__Instructions for the task__: Note each line in the data below that holds "jméno", and copy it.

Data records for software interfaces
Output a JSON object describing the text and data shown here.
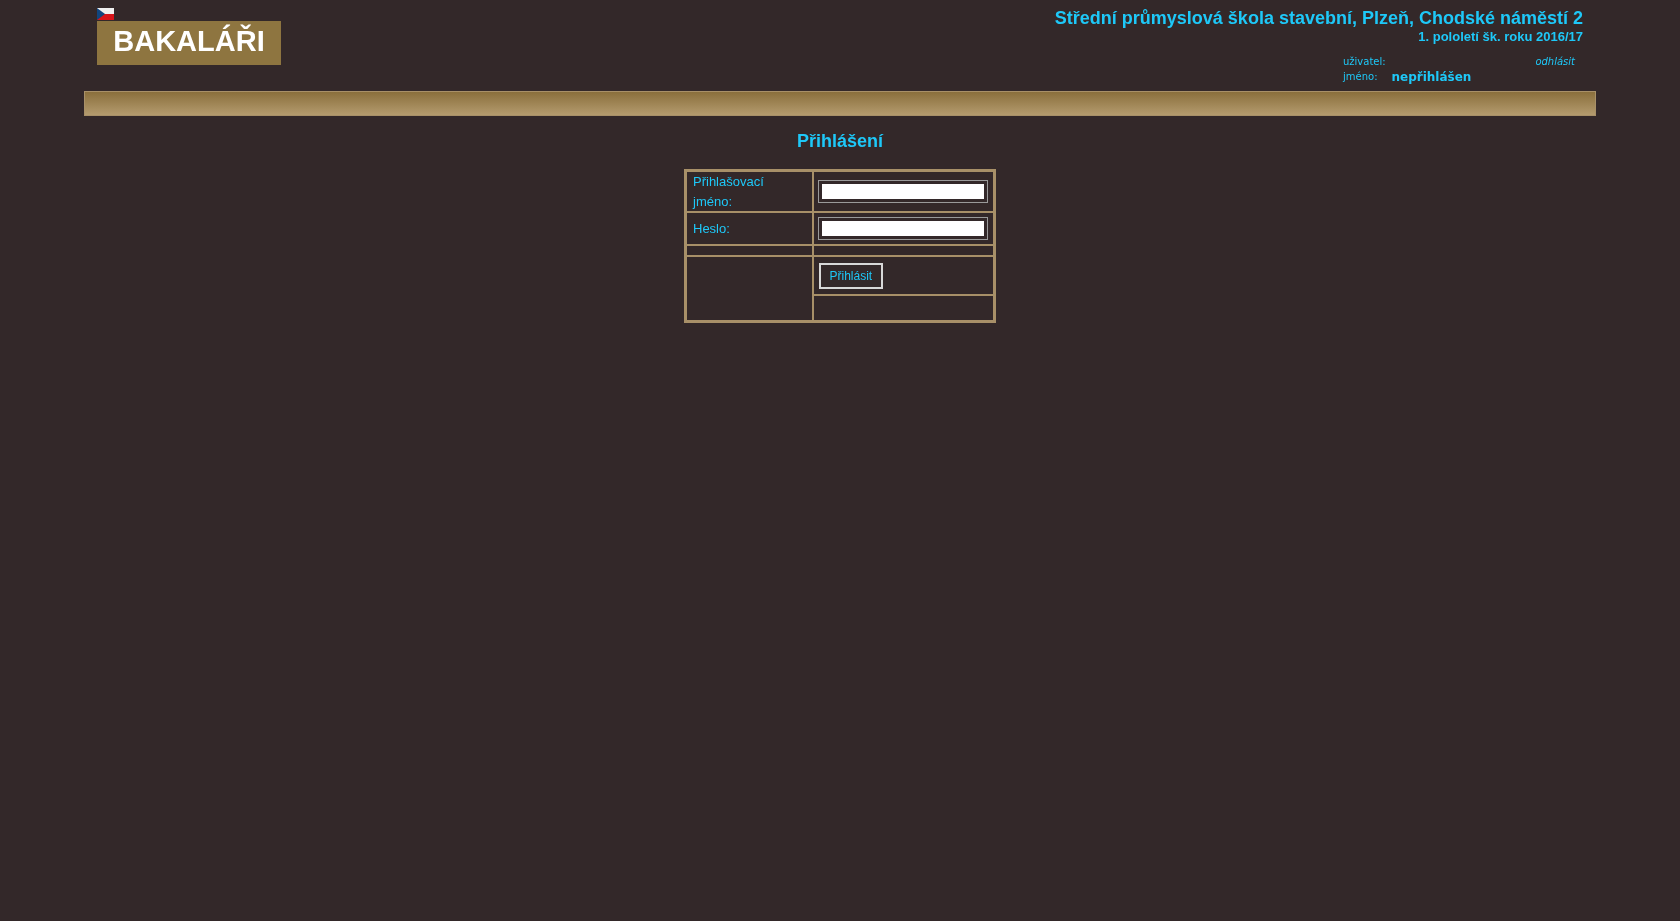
{
  "header": {
    "logo": "BAKALÁŘI",
    "school": "Střední průmyslová škola stavební, Plzeň, Chodské náměstí 2",
    "term": "1. pololetí šk. roku 2016/17"
  },
  "user": {
    "user_label": "uživatel:",
    "logout": "odhlásit",
    "name_label": "jméno:",
    "name": "nepřihlášen"
  },
  "login": {
    "title": "Přihlášení",
    "username_label": "Přihlašovací jméno:",
    "password_label": "Heslo:",
    "submit": "Přihlásit"
  }
}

__Finished exercise__:
    "name_label": "jméno:",
    "username_label": "Přihlašovací jméno:",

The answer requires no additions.